Released in 2021, the research was undertaken by Dr. Britta Osthaus, Senior Lecturer in Psychology at Canterbury Christ Church University in Kent, England, and Dr. Leanne Proops, Senior Lecturer at the University of Portsmouth in Hampshire, England, both specialists in animal behaviour and cognition, in collaboration with international animal welfare charity, The Donkey Sanctuary.
The study found that donkeys, and to a lesser extent mules, are less able than horses to adapt to colder, wetter climates and therefore require additional protection in the winter to meet their welfare needs.
Researchers collected hair samples from 18 donkeys (4 females, 14 males), 16 horses (6 females, 10 males) and eight mules (5 females, 3 males), in March, June, September, and December. They measured weight, length, and width of hair, as indicators of the insulation properties of the hair coat.
They found no significant difference in donkeys' hair coat across the seasons. All three measures of the insulation properties of the hair samples showed that donkeys do not grow a winter coat.
The donkeys’ hair coat was significantly lighter, shorter, and thinner than that of horses and mules in winter. In contrast, the horses’ coats changed significantly between seasons, growing much thicker in winter.
The findings have been published in the Equine Veterinary Journal.
Lead author, Dr. Britta Osthaus, says, “Despite their fluffy looks, donkeys are not as insulated as ponies. Although they are much hardier in other aspects, they need more access to waterproof and windproof shelter. It’s fantastic to see that our research has influenced national guidelines to improve animal welfare.”
Dr. Faith Burden, Director of Research and Operational Support at The Donkey Sanctuary, says, “For many years it has been the ‘common sense’ advice given by The Donkey Sanctuary to ensure that donkeys and mules are given the right protection from our cold winters.

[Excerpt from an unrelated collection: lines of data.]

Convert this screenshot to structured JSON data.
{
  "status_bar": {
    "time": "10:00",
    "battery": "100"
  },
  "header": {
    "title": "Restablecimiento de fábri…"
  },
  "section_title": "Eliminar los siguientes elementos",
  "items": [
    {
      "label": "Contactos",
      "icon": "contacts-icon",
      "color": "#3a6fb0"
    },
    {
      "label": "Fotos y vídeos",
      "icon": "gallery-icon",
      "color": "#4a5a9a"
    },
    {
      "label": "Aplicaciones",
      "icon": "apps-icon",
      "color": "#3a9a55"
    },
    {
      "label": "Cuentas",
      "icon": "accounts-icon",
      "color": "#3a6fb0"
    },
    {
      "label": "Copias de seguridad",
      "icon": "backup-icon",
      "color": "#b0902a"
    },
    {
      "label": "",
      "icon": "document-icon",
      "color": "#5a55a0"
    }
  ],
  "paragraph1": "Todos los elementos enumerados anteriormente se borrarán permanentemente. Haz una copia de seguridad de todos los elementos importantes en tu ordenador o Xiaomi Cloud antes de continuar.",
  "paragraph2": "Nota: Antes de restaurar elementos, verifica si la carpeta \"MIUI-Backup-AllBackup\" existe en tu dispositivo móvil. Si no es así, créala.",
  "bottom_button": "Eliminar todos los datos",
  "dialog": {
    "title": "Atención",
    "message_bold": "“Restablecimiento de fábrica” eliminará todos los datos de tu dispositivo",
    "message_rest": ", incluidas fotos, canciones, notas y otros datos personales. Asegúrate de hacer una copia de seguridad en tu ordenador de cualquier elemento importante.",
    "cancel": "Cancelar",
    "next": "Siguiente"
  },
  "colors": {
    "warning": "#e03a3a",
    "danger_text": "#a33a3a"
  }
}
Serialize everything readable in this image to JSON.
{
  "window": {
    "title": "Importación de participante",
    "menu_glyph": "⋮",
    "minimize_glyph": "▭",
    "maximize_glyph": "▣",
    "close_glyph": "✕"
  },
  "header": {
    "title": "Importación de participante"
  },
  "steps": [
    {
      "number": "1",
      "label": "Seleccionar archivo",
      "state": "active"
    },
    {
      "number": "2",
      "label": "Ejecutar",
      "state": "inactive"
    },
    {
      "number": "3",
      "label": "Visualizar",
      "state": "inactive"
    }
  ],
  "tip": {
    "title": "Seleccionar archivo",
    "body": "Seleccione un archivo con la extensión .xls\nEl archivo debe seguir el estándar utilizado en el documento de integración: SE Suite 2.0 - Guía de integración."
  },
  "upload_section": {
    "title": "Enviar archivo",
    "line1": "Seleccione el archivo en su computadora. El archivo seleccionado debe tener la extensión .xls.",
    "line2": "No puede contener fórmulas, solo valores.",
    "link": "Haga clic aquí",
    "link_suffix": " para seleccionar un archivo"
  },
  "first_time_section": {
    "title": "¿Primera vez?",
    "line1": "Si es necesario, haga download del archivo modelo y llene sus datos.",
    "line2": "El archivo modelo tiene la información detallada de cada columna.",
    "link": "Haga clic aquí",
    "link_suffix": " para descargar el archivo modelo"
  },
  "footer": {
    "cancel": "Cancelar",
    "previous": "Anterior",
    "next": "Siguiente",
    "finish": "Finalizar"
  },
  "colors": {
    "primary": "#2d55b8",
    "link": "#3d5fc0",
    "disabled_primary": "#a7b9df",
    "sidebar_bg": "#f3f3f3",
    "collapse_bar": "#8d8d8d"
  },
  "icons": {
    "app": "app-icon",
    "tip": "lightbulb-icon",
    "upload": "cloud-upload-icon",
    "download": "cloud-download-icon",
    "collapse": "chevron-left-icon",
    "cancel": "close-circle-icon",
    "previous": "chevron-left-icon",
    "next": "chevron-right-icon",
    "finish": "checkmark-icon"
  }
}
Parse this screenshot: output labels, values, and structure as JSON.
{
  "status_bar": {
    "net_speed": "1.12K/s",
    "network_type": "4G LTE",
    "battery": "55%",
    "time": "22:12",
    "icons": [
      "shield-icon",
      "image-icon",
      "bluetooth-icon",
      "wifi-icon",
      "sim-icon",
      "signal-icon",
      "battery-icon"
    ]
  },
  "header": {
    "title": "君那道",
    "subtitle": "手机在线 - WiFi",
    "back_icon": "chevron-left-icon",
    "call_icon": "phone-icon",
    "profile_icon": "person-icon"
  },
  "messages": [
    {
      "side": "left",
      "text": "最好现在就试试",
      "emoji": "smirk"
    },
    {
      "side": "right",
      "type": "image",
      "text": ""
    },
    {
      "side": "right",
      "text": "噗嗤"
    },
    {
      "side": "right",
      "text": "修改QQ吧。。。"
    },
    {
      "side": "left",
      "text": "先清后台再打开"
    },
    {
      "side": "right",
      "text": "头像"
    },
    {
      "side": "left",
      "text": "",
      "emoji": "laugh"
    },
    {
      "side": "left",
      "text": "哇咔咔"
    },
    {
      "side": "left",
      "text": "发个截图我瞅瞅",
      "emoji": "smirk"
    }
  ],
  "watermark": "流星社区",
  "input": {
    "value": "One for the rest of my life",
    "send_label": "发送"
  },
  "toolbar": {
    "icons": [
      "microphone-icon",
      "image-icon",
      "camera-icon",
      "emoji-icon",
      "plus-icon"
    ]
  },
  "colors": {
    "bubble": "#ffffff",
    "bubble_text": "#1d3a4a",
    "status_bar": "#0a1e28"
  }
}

“This study now provides us with scientific evidence to show why the welfare needs of donkeys and mules differ slightly to those of horses and ponies, and how we can act to give them better protection from the elements.”
For more details, see Hair coat properties of donkeys, mules and horses in a temperate climate, B. Osthaus, L. Proops, S. Long, N. Bell, K. Hayday, F. Burden; Equine Veterinary Journal (2017) Vol 50, Issue 3.
Related: Practical Nutrition for Donkey Owners
Main photo: Canstock/DragoNika
Printed with permission of Mark Andrews, Equine Science Update.